* WHAT IS REQUIRED
Check every line below for the word "color" and copy the ones that have it.

[Data about app and page elements]
════════════════════
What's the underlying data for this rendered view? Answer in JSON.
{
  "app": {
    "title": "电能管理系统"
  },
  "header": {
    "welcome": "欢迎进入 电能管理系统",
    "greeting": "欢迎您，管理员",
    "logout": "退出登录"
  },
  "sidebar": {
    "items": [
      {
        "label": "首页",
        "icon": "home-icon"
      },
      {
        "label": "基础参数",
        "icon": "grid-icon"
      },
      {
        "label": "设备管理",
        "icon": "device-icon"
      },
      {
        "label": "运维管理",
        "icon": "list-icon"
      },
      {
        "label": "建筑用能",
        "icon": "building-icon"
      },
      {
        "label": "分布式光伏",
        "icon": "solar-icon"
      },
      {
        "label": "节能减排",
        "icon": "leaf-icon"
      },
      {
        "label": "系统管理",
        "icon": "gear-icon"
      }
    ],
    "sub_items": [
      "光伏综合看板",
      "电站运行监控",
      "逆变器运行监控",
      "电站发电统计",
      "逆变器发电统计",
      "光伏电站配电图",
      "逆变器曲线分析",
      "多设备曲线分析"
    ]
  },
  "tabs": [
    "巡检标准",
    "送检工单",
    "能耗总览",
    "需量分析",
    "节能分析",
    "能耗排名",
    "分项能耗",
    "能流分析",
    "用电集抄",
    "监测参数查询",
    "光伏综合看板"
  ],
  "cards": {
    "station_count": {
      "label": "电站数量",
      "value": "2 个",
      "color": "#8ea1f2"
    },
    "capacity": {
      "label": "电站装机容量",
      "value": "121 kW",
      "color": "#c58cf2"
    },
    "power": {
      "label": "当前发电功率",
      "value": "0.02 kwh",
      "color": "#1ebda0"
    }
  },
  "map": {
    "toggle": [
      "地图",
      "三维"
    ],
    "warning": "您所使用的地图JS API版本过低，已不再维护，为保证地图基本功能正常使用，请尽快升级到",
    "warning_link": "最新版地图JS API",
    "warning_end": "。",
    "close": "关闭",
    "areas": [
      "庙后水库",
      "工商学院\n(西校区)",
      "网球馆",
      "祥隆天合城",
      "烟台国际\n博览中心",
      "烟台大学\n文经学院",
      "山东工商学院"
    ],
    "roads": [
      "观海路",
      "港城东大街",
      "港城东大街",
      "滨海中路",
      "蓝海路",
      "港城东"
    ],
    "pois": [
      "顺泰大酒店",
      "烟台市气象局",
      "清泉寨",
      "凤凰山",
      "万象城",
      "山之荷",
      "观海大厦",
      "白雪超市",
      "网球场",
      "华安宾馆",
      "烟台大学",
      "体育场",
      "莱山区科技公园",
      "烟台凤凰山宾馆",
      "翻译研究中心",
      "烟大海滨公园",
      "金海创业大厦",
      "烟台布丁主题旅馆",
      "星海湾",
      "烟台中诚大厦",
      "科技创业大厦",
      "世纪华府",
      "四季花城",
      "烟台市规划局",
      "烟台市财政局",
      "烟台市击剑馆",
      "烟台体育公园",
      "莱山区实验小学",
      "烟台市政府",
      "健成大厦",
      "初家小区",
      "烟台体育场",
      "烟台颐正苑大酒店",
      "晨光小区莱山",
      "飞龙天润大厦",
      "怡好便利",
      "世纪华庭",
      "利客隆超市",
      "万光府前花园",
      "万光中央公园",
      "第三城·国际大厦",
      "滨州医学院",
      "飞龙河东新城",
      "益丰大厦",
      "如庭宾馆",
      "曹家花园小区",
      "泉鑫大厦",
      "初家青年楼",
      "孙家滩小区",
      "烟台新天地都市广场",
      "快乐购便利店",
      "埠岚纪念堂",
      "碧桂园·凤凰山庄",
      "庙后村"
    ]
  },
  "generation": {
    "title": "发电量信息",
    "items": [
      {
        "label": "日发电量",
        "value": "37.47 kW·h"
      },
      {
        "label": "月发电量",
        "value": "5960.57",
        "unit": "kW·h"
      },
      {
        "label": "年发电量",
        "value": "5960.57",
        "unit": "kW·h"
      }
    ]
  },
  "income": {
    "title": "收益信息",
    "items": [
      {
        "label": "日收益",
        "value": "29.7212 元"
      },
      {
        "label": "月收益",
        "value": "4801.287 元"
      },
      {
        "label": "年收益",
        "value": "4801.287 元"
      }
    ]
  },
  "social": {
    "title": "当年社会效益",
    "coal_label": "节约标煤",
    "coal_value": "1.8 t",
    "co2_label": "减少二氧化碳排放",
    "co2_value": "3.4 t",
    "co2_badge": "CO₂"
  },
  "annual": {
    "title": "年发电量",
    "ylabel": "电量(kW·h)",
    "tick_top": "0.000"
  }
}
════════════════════
* SOLUTION TO THIS EXERCISE
      "color": "#8ea1f2"
      "color": "#c58cf2"
      "color": "#1ebda0"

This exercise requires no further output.